Dataset rows describing interfaces
+++

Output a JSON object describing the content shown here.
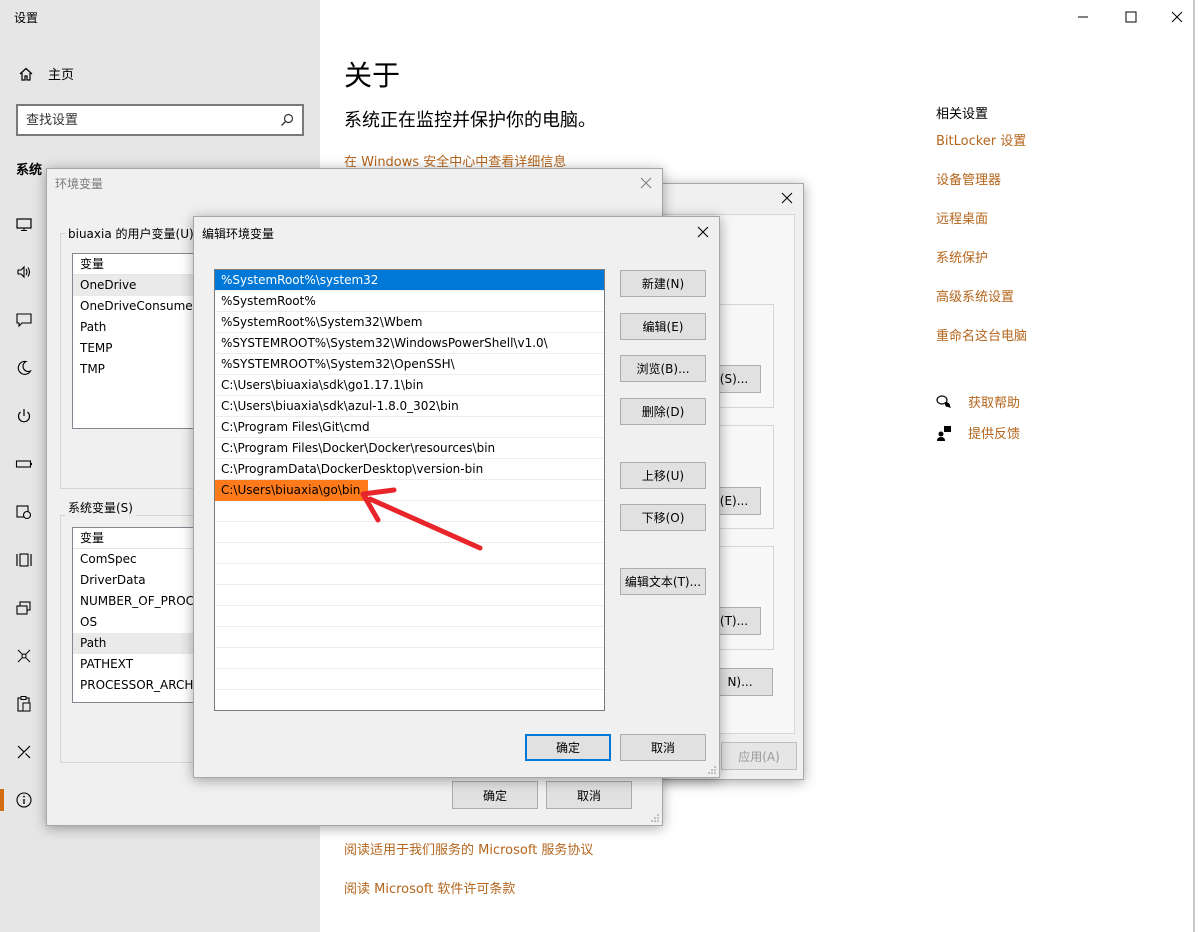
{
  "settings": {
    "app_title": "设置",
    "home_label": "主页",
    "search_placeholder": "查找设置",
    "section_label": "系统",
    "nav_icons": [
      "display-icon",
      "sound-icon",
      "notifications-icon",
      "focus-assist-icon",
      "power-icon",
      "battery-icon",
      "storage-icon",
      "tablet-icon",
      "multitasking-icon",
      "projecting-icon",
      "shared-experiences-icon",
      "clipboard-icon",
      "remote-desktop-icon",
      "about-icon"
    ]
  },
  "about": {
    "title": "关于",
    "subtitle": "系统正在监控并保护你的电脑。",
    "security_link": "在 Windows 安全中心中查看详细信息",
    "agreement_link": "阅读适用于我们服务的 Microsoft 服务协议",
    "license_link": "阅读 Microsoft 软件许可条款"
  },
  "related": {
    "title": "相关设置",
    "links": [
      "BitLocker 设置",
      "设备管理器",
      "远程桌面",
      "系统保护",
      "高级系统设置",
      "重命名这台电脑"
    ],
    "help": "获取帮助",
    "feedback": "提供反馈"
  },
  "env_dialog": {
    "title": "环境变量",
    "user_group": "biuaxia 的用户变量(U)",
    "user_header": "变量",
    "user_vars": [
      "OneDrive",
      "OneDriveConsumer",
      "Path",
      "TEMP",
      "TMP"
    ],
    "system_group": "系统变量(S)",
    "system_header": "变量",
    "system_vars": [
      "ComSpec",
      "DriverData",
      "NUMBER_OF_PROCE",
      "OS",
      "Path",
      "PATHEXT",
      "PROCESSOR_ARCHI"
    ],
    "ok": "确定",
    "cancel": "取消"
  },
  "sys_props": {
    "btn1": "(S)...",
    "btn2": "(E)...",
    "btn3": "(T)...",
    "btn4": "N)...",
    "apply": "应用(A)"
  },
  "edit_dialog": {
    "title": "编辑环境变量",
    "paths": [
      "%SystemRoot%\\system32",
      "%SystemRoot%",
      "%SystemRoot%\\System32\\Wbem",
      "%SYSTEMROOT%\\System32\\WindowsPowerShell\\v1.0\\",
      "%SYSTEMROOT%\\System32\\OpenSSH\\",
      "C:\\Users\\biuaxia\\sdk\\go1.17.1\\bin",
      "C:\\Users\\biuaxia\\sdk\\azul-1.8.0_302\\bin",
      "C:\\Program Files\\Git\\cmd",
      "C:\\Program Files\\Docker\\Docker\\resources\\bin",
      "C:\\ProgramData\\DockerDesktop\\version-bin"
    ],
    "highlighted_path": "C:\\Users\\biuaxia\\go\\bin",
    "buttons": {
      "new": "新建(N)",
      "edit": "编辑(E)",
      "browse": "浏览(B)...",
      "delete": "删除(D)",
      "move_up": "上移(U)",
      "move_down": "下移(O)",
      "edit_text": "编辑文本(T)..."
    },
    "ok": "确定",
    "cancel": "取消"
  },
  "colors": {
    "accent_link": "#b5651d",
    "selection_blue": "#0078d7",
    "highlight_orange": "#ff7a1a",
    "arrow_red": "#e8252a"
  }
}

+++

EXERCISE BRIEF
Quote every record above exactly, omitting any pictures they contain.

RESPONSE TO THIS EXERCISE
Output a JSON object describing the content shown here.
{
  "settings": {
    "app_title": "设置",
    "home_label": "主页",
    "search_placeholder": "查找设置",
    "section_label": "系统",
    "nav_icons": [
      "display-icon",
      "sound-icon",
      "notifications-icon",
      "focus-assist-icon",
      "power-icon",
      "battery-icon",
      "storage-icon",
      "tablet-icon",
      "multitasking-icon",
      "projecting-icon",
      "shared-experiences-icon",
      "clipboard-icon",
      "remote-desktop-icon",
      "about-icon"
    ]
  },
  "about": {
    "title": "关于",
    "subtitle": "系统正在监控并保护你的电脑。",
    "security_link": "在 Windows 安全中心中查看详细信息",
    "agreement_link": "阅读适用于我们服务的 Microsoft 服务协议",
    "license_link": "阅读 Microsoft 软件许可条款"
  },
  "related": {
    "title": "相关设置",
    "links": [
      "BitLocker 设置",
      "设备管理器",
      "远程桌面",
      "系统保护",
      "高级系统设置",
      "重命名这台电脑"
    ],
    "help": "获取帮助",
    "feedback": "提供反馈"
  },
  "env_dialog": {
    "title": "环境变量",
    "user_group": "biuaxia 的用户变量(U)",
    "user_header": "变量",
    "user_vars": [
      "OneDrive",
      "OneDriveConsumer",
      "Path",
      "TEMP",
      "TMP"
    ],
    "system_group": "系统变量(S)",
    "system_header": "变量",
    "system_vars": [
      "ComSpec",
      "DriverData",
      "NUMBER_OF_PROCE",
      "OS",
      "Path",
      "PATHEXT",
      "PROCESSOR_ARCHI"
    ],
    "ok": "确定",
    "cancel": "取消"
  },
  "sys_props": {
    "btn1": "(S)...",
    "btn2": "(E)...",
    "btn3": "(T)...",
    "btn4": "N)...",
    "apply": "应用(A)"
  },
  "edit_dialog": {
    "title": "编辑环境变量",
    "paths": [
      "%SystemRoot%\\system32",
      "%SystemRoot%",
      "%SystemRoot%\\System32\\Wbem",
      "%SYSTEMROOT%\\System32\\WindowsPowerShell\\v1.0\\",
      "%SYSTEMROOT%\\System32\\OpenSSH\\",
      "C:\\Users\\biuaxia\\sdk\\go1.17.1\\bin",
      "C:\\Users\\biuaxia\\sdk\\azul-1.8.0_302\\bin",
      "C:\\Program Files\\Git\\cmd",
      "C:\\Program Files\\Docker\\Docker\\resources\\bin",
      "C:\\ProgramData\\DockerDesktop\\version-bin"
    ],
    "highlighted_path": "C:\\Users\\biuaxia\\go\\bin",
    "buttons": {
      "new": "新建(N)",
      "edit": "编辑(E)",
      "browse": "浏览(B)...",
      "delete": "删除(D)",
      "move_up": "上移(U)",
      "move_down": "下移(O)",
      "edit_text": "编辑文本(T)..."
    },
    "ok": "确定",
    "cancel": "取消"
  },
  "colors": {
    "accent_link": "#b5651d",
    "selection_blue": "#0078d7",
    "highlight_orange": "#ff7a1a",
    "arrow_red": "#e8252a"
  }
}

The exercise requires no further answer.